The answer must consist of every line below that contains the word "content".
--- Input records ---
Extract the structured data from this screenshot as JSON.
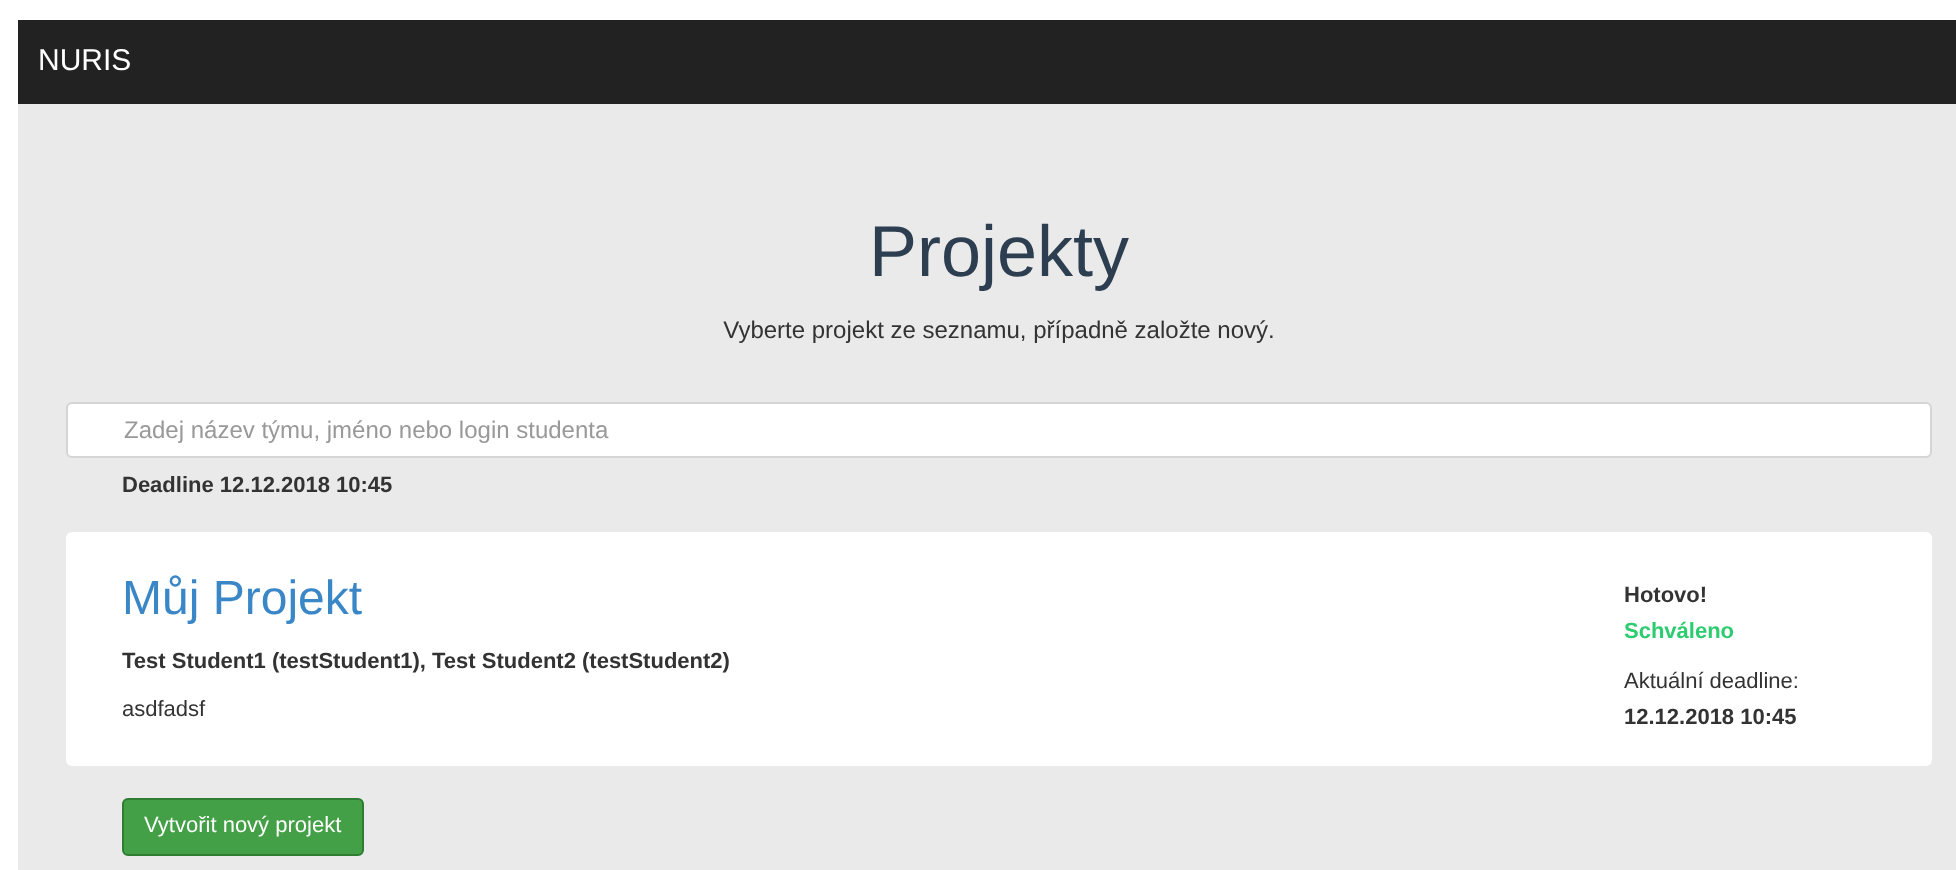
{
  "navbar": {
    "brand": "NURIS"
  },
  "header": {
    "title": "Projekty",
    "subtitle": "Vyberte projekt ze seznamu, případně založte nový."
  },
  "search": {
    "placeholder": "Zadej název týmu, jméno nebo login studenta"
  },
  "deadline": "Deadline 12.12.2018 10:45",
  "projects": [
    {
      "title": "Můj Projekt",
      "members": "Test Student1 (testStudent1), Test Student2 (testStudent2)",
      "description": "asdfadsf",
      "done_label": "Hotovo!",
      "status": {
        "label": "Schváleno",
        "kind": "approved"
      },
      "deadline_label": "Aktuální deadline:",
      "deadline": "12.12.2018 10:45"
    }
  ],
  "create_button": "Vytvořit nový projekt"
}
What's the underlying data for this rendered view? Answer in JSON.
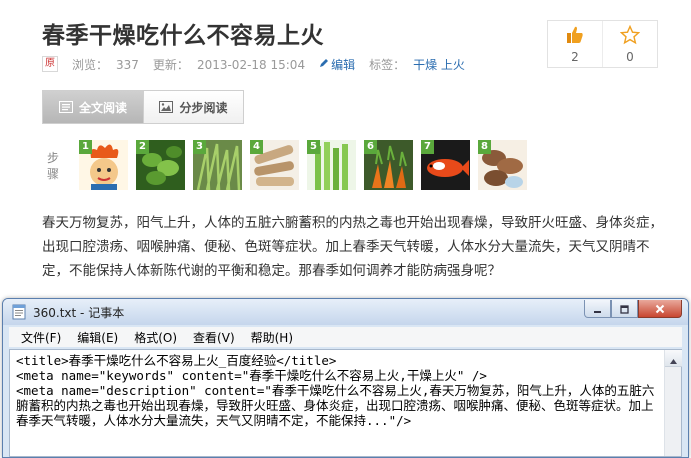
{
  "article": {
    "title": "春季干燥吃什么不容易上火",
    "original_badge": "原",
    "views_label": "浏览：",
    "views_value": "337",
    "updated_label": "更新：",
    "updated_value": "2013-02-18 15:04",
    "edit_label": "编辑",
    "tags_label": "标签：",
    "tags_value": "干燥 上火"
  },
  "votes": {
    "like_count": "2",
    "favorite_count": "0"
  },
  "read_tabs": [
    {
      "label": "全文阅读",
      "active": true
    },
    {
      "label": "分步阅读",
      "active": false
    }
  ],
  "steps": {
    "label": "步骤",
    "thumbnails": [
      {
        "num": "1"
      },
      {
        "num": "2"
      },
      {
        "num": "3"
      },
      {
        "num": "4"
      },
      {
        "num": "5"
      },
      {
        "num": "6"
      },
      {
        "num": "7"
      },
      {
        "num": "8"
      }
    ]
  },
  "intro": "春天万物复苏，阳气上升，人体的五脏六腑蓄积的内热之毒也开始出现春燥，导致肝火旺盛、身体炎症，出现口腔溃疡、咽喉肿痛、便秘、色斑等症状。加上春季天气转暖，人体水分大量流失，天气又阴晴不定，不能保持人体新陈代谢的平衡和稳定。那春季如何调养才能防病强身呢？",
  "notepad": {
    "title": "360.txt - 记事本",
    "menus": [
      "文件(F)",
      "编辑(E)",
      "格式(O)",
      "查看(V)",
      "帮助(H)"
    ],
    "lines": [
      "<title>春季干燥吃什么不容易上火_百度经验</title>",
      "<meta name=\"keywords\" content=\"春季干燥吃什么不容易上火,干燥上火\" />",
      "<meta name=\"description\" content=\"春季干燥吃什么不容易上火,春天万物复苏，阳气上升，人体的五脏六腑蓄积的内热之毒也开始出现春燥，导致肝火旺盛、身体炎症，出现口腔溃疡、咽喉肿痛、便秘、色斑等症状。加上春季天气转暖，人体水分大量流失，天气又阴晴不定，不能保持...\"/>"
    ]
  },
  "colors": {
    "link": "#2b6db0",
    "step_badge": "#5aa83c",
    "like": "#f0a020"
  }
}
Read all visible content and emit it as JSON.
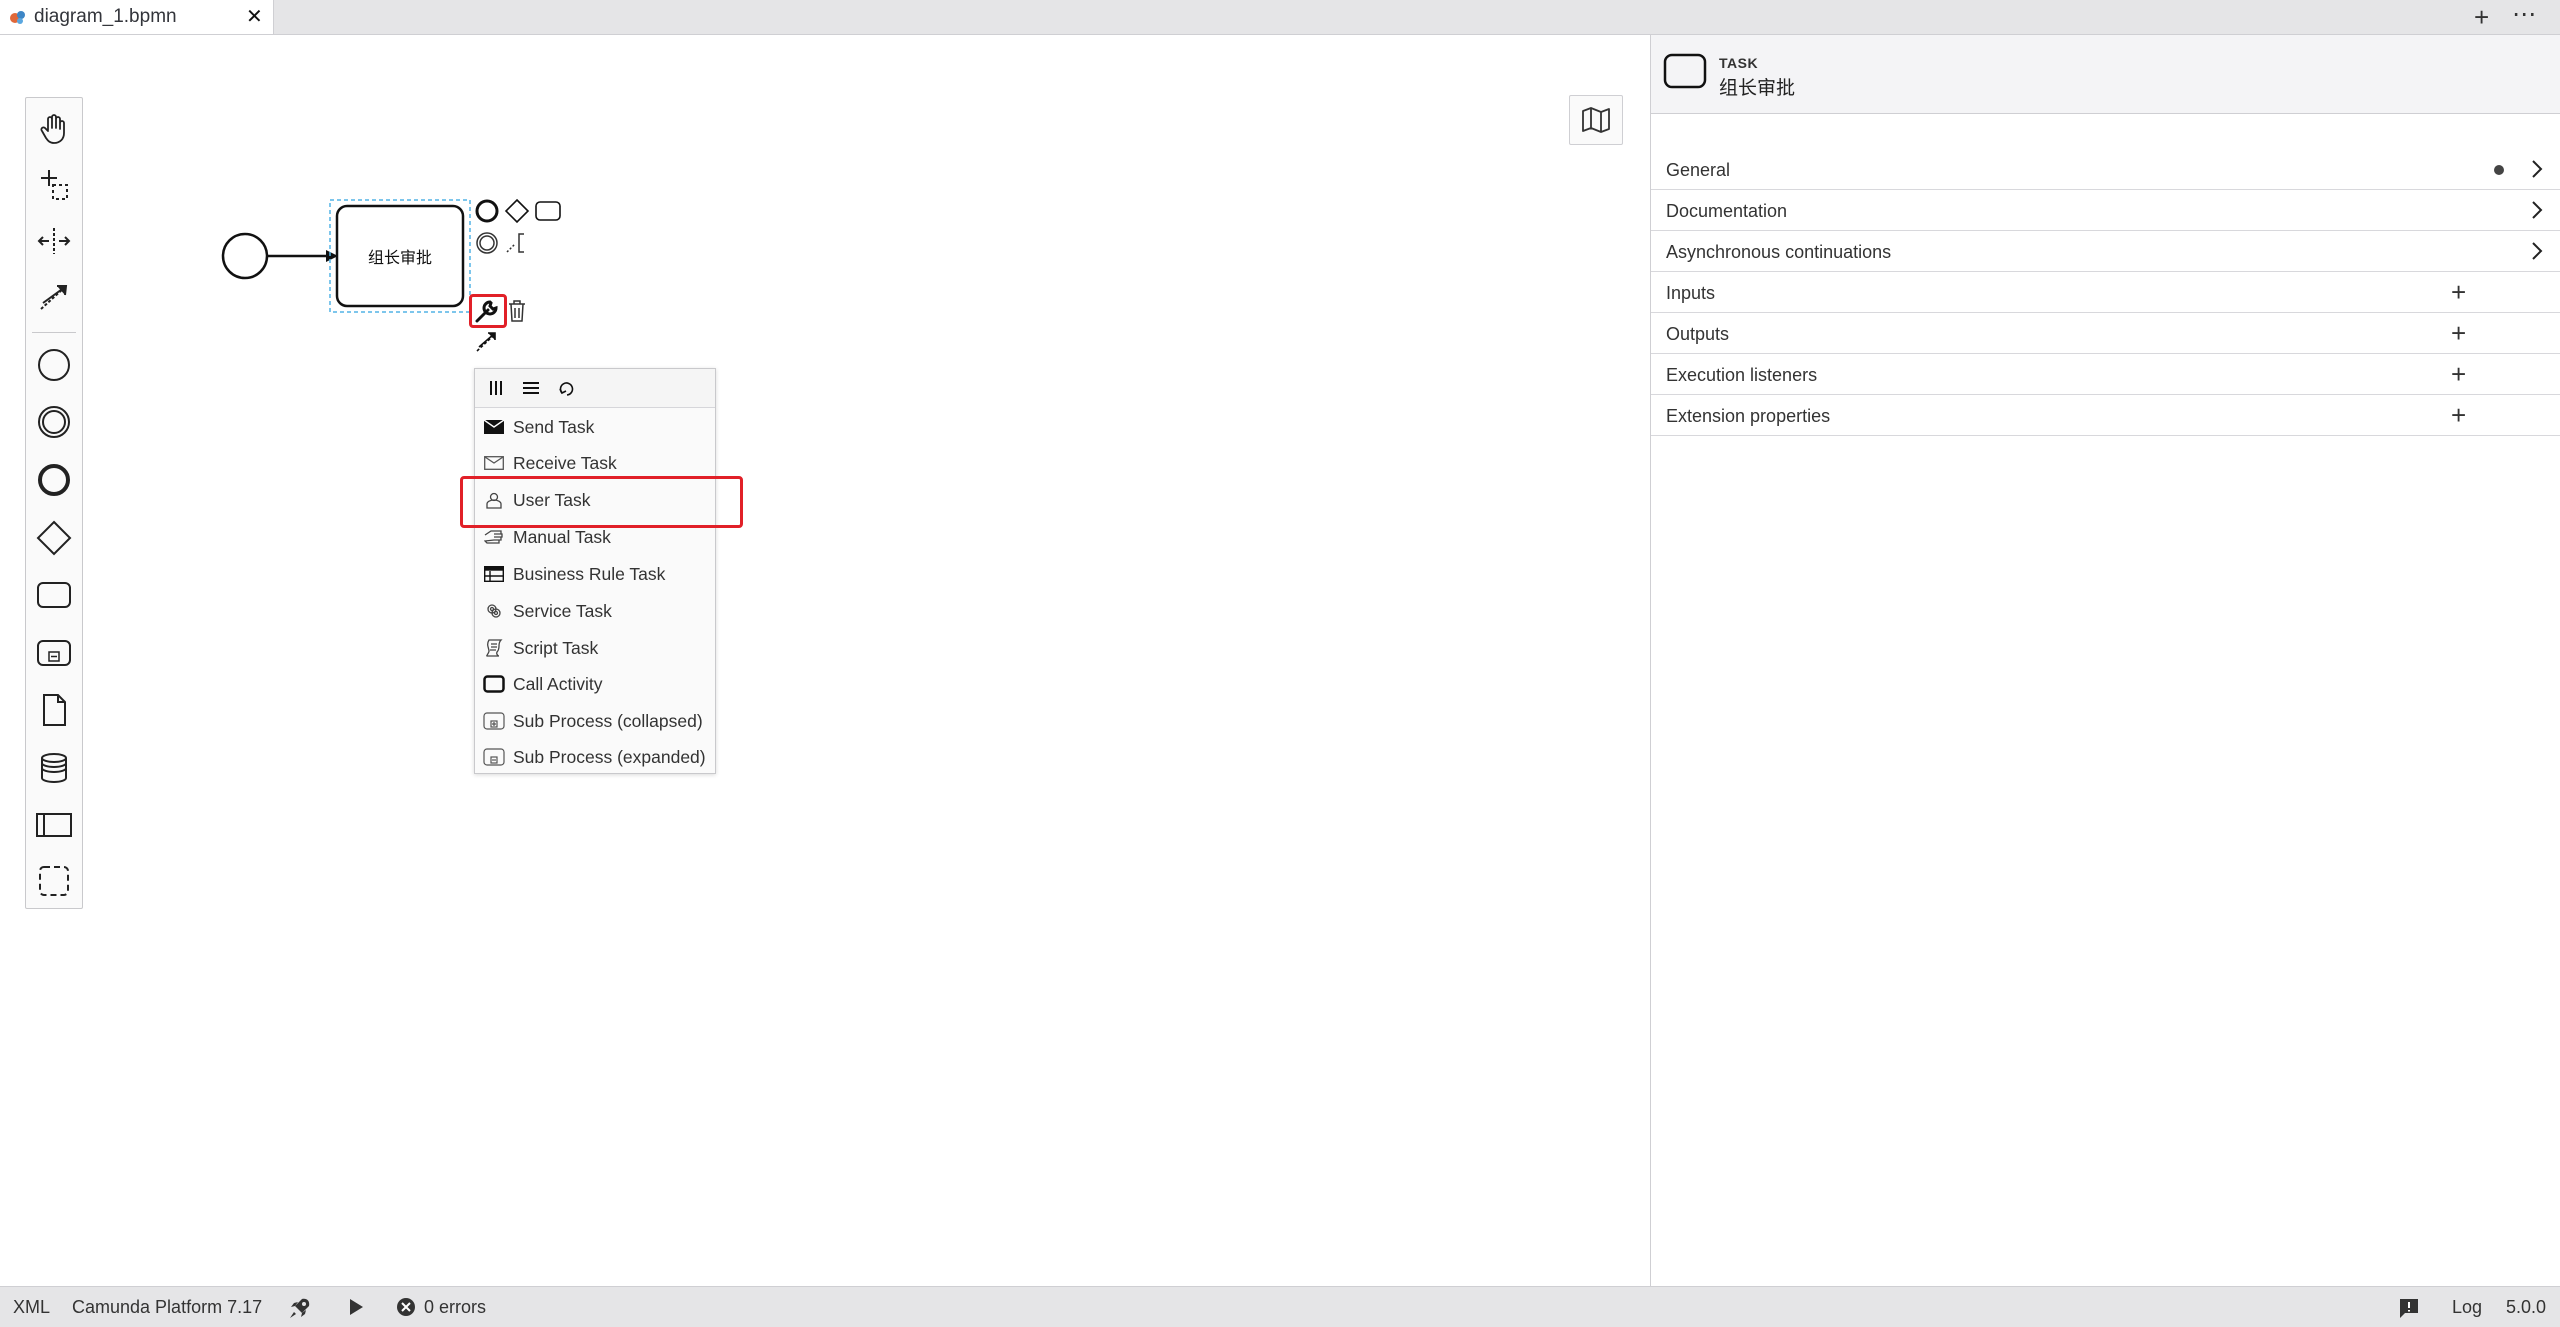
{
  "tab": {
    "title": "diagram_1.bpmn",
    "close_label": "✕",
    "add_label": "+",
    "more_label": "⋯"
  },
  "diagram": {
    "task_name": "组长审批"
  },
  "replace_menu": {
    "entries": [
      {
        "label": "Send Task",
        "icon": "send-task-icon"
      },
      {
        "label": "Receive Task",
        "icon": "receive-task-icon"
      },
      {
        "label": "User Task",
        "icon": "user-task-icon"
      },
      {
        "label": "Manual Task",
        "icon": "manual-task-icon"
      },
      {
        "label": "Business Rule Task",
        "icon": "business-rule-task-icon"
      },
      {
        "label": "Service Task",
        "icon": "service-task-icon"
      },
      {
        "label": "Script Task",
        "icon": "script-task-icon"
      },
      {
        "label": "Call Activity",
        "icon": "call-activity-icon"
      },
      {
        "label": "Sub Process (collapsed)",
        "icon": "subprocess-collapsed-icon"
      },
      {
        "label": "Sub Process (expanded)",
        "icon": "subprocess-expanded-icon"
      }
    ]
  },
  "properties": {
    "type": "TASK",
    "name": "组长审批",
    "groups": [
      {
        "label": "General",
        "control": "chevron",
        "has_dot": true
      },
      {
        "label": "Documentation",
        "control": "chevron"
      },
      {
        "label": "Asynchronous continuations",
        "control": "chevron"
      },
      {
        "label": "Inputs",
        "control": "plus"
      },
      {
        "label": "Outputs",
        "control": "plus"
      },
      {
        "label": "Execution listeners",
        "control": "plus"
      },
      {
        "label": "Extension properties",
        "control": "plus"
      }
    ]
  },
  "statusbar": {
    "xml_label": "XML",
    "platform": "Camunda Platform 7.17",
    "errors": "0 errors",
    "log_label": "Log",
    "version": "5.0.0"
  },
  "colors": {
    "highlight": "#e12028",
    "selection": "#52b4e6"
  }
}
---
**Result of this task**
      "<meta name=\"keywords\" content=\"春季干燥吃什么不容易上火,干燥上火\" />",
      "<meta name=\"description\" content=\"春季干燥吃什么不容易上火,春天万物复苏，阳气上升，人体的五脏六腑蓄积的内热之毒也开始出现春燥，导致肝火旺盛、身体炎症，出现口腔溃疡、咽喉肿痛、便秘、色斑等症状。加上春季天气转暖，人体水分大量流失，天气又阴晴不定，不能保持...\"/>"
Read all visible content and emit it as JSON.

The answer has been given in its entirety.